Following illegal annexation by Russia, the Autonomous Republic of Crimea is facing numerous humanitarian problems. One of them is the problem of internally displaced persons. So far nearly 5 000 Crimean Tatars had to leave the Crimean peninsula to the Ukrainian mainland following the illegal occupation of Crimea by the Russian Federation.
On 3 May Mustafa Dzhemilev, leader of the Crimean Tatars, was denied access to Crimea when he tried to enter it by land. Before that, on 2 May, Mr Dzhemilev was denied entry in Moscow airport.
We strongly condemn such actions of Russia and the occupying authorities in Crimea. They violate human rights and fundamental freedoms, including the rights of indigenous people, stipulated by international law, in particular by the United Nations Declaration on the Rights of Indigenous Peoples. Such actions are a manifestation of xenophobia and intolerance which are now instilled by the occupying forces in Crimea.
In this regard let me recall that at the last week’s Permanent Council meeting the distinguished Ambassador of the Russian Federation refuted the existence of entry ban for travel of Mr.Dzhemilev to Crimea. In light of the recent developments I would like to seek clarifications from my Russian colleague on which grounds the leader of the Crimean Tatars has been denied entry to his native soil.
Let me inform the OSCE delegations that Mr. Mustafa Dzhemilev spoke today at the informal meeting “Human Rights Situation in Crimea, Ukraine”, jointly organized by the delegations of Ukraine and the Republic of Lithuania. The meeting aimed at shedding the light on the situation in the Autonomous Republic of Crimea, Ukraine, in the sphere of the human rights, including minority rights.
As we approach the early presidential elections to be held in Ukraine on 25 May 2014, I would like to reiterate Ukraine’s firm commitment to ensure free, fair and transparent early presidential elections in accordance with the OSCE and international standards. We welcome broad international observation of these elections and note that it will be the largest ever election monitoring mission by the OSCE.
We call on all participating States, including the Russian Federation, to support the presidential elections of 25 May which will enable the people of Ukraine from all regions to elect their leader freely and fairly through democratic process.

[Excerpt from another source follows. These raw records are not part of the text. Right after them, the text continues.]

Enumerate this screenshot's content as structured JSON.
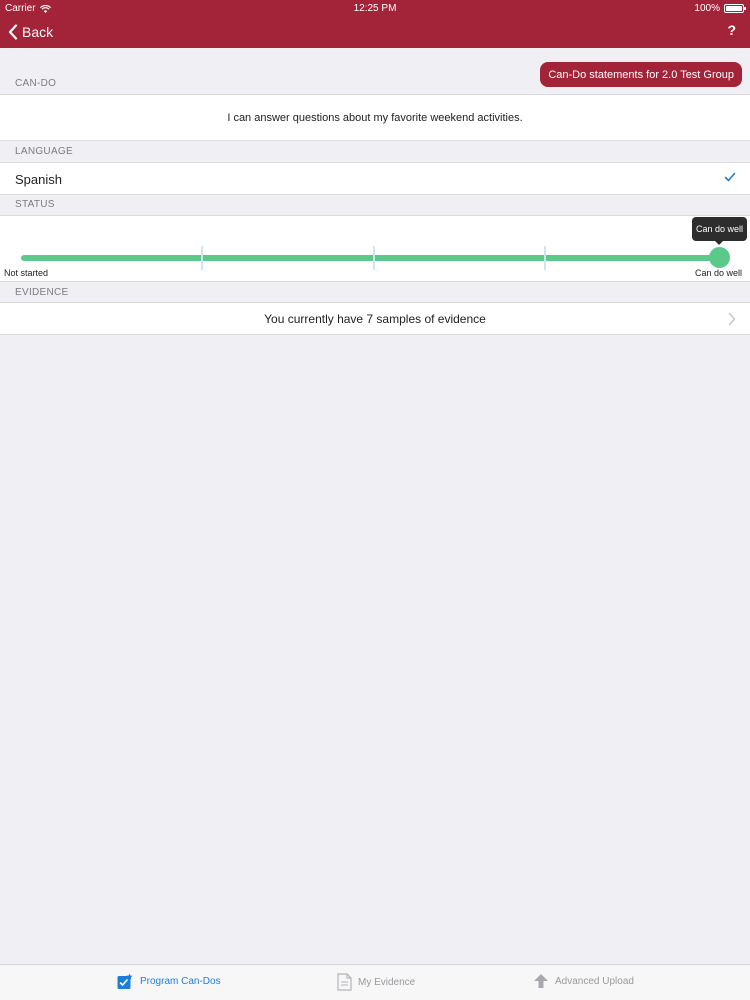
{
  "status_bar": {
    "carrier": "Carrier",
    "time": "12:25 PM",
    "battery_text": "100%",
    "battery_level": 1.0
  },
  "nav": {
    "back_label": "Back",
    "help_label": "?",
    "back_icon": "chevron-left-icon"
  },
  "can_do": {
    "section_label": "CAN-DO",
    "group_button_label": "Can-Do statements for 2.0 Test Group",
    "statement": "I can answer questions about my favorite weekend activities."
  },
  "language": {
    "section_label": "LANGUAGE",
    "value": "Spanish",
    "selected_icon": "checkmark-icon"
  },
  "status": {
    "section_label": "STATUS",
    "min_label": "Not started",
    "max_label": "Can do well",
    "tooltip": "Can do well",
    "steps": 5,
    "value_fraction": 1.0
  },
  "evidence": {
    "section_label": "EVIDENCE",
    "summary": "You currently have 7 samples of evidence"
  },
  "tabs": [
    {
      "label": "Program Can-Dos",
      "icon": "program-cando-icon",
      "active": true
    },
    {
      "label": "My Evidence",
      "icon": "evidence-document-icon",
      "active": false
    },
    {
      "label": "Advanced Upload",
      "icon": "upload-arrow-icon",
      "active": false
    }
  ],
  "colors": {
    "brand": "#a32338",
    "slider": "#5bc98a",
    "active_tab": "#1d7ed8",
    "check": "#1d7ed8"
  }
}
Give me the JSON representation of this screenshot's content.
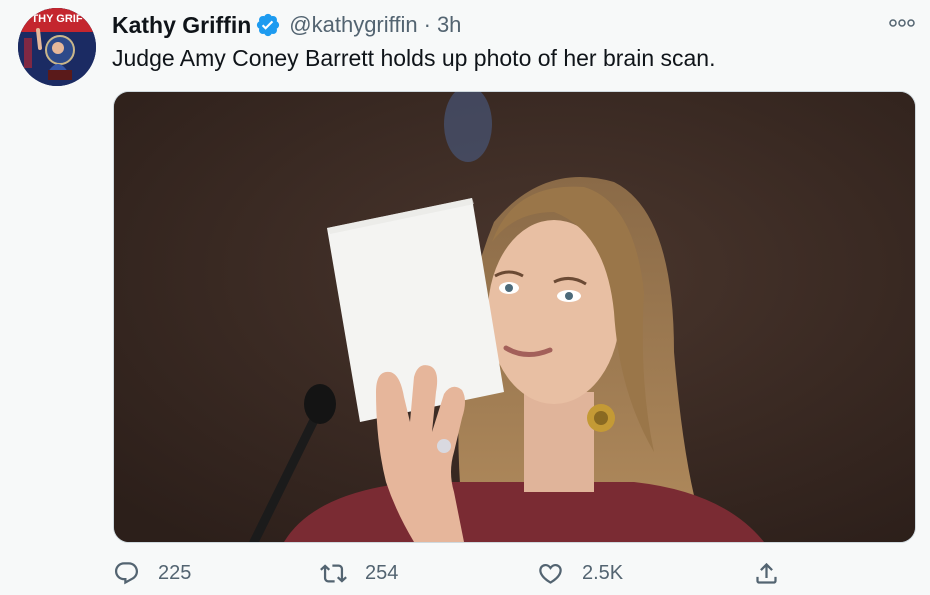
{
  "tweet": {
    "display_name": "Kathy Griffin",
    "handle": "@kathygriffin",
    "separator": "·",
    "time": "3h",
    "text": "Judge Amy Coney Barrett holds up photo of her brain scan.",
    "verified": true,
    "avatar_text": "THY GRIF"
  },
  "actions": {
    "replies": "225",
    "retweets": "254",
    "likes": "2.5K"
  },
  "icons": {
    "verified": "verified-badge-icon",
    "more": "more-options-icon",
    "reply": "reply-icon",
    "retweet": "retweet-icon",
    "like": "like-icon",
    "share": "share-icon"
  },
  "colors": {
    "verified_blue": "#1d9bf0",
    "secondary_text": "#536471",
    "background": "#f7f9f9"
  }
}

Ukraine welcomes and supports the significant role of OSCE in international efforts aimed at de-escalation of situation in and around Ukraine. Particularly important will be those efforts of the Organization that will contribute to assisting continuation of nation-wide dialogue in Ukraine, effective implementation of the mandate of OSCE SMM, as well as deployment of international observers to monitor the presidential elections in Ukraine on 25 May 2014. Today the Swiss Chairmanship will present in Kyiv its ideas on pursuing de-escalation measures in line with Geneva agreements.
Let me concluding by reiterating our call on the Russian Federation to fulfil its responsibilities and comply with international obligations and OSCE principles and commitments, to implement its part of the Geneva agreement to deliver upon commitment to support immediate de-escalation, to withdraw its subversive groups from Ukraine, to pull back its troops from the borders with Ukraine and to work towards resolution of the crisis around Ukraine with full respect for Ukraine’s unity, sovereignty and territorial integrity within internationally recognized borders.
Thank you, Mr.Chairman.
In this regard let me recall that at the last week